-- Material to process follows --
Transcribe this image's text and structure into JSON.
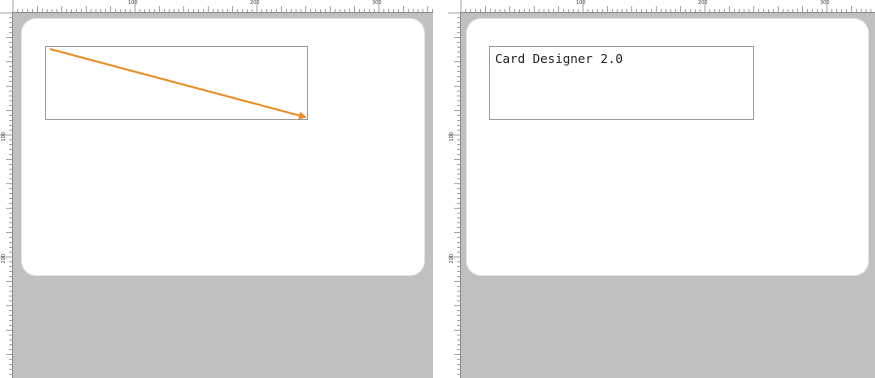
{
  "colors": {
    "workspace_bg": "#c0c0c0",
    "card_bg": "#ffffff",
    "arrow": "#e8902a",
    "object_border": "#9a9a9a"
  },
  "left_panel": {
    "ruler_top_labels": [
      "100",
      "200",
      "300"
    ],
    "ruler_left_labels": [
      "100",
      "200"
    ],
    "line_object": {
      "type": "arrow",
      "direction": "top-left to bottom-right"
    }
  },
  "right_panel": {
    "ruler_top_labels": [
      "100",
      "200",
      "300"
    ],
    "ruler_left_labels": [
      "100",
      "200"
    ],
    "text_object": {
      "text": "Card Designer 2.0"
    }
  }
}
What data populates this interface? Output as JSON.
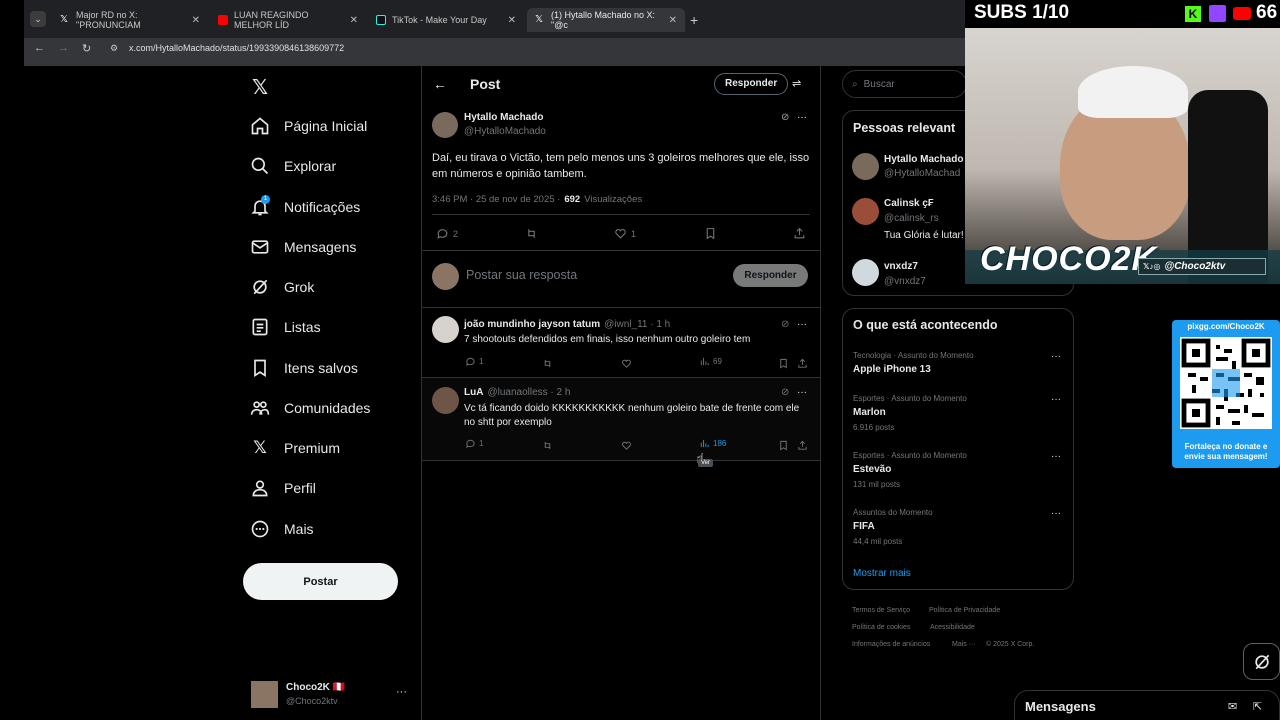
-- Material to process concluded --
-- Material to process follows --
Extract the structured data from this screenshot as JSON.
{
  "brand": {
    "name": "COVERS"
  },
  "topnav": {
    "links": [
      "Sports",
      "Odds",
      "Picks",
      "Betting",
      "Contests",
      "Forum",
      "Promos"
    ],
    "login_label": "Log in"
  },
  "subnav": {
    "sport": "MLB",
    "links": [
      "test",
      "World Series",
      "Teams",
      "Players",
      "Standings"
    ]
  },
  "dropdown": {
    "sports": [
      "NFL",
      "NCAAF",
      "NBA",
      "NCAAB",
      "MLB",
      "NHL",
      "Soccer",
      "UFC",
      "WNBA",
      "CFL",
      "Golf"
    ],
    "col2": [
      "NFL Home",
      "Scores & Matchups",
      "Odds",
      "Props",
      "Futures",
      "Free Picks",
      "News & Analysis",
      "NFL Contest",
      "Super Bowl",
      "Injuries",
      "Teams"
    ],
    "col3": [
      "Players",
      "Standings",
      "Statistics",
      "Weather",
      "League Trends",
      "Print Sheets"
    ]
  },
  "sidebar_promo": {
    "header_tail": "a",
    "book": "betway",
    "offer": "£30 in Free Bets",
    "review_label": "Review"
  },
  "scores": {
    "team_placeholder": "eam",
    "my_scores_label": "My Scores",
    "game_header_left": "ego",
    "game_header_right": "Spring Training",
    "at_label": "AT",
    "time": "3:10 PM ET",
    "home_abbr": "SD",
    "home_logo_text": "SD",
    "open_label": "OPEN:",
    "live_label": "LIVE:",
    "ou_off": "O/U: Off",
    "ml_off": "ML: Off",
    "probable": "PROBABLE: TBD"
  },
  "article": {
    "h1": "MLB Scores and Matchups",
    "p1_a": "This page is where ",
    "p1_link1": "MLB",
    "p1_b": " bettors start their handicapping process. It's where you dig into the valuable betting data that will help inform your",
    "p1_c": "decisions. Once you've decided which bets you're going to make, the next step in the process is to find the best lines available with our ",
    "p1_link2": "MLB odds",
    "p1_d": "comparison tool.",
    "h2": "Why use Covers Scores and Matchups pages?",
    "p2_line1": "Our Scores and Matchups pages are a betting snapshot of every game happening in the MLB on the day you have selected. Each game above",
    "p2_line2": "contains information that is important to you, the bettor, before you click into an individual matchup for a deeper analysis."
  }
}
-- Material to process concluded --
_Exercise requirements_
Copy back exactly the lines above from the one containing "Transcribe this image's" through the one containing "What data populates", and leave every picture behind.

_Reply to the task_
Transcribe this image's text and structure into JSON.
{
  "colors": {
    "workspace_bg": "#c0c0c0",
    "card_bg": "#ffffff",
    "arrow": "#e8902a",
    "object_border": "#9a9a9a"
  },
  "left_panel": {
    "ruler_top_labels": [
      "100",
      "200",
      "300"
    ],
    "ruler_left_labels": [
      "100",
      "200"
    ],
    "line_object": {
      "type": "arrow",
      "direction": "top-left to bottom-right"
    }
  },
  "right_panel": {
    "ruler_top_labels": [
      "100",
      "200",
      "300"
    ],
    "ruler_left_labels": [
      "100",
      "200"
    ],
    "text_object": {
      "text": "Card Designer 2.0"
    }
  }
}
What data populates this interface? Output as JSON.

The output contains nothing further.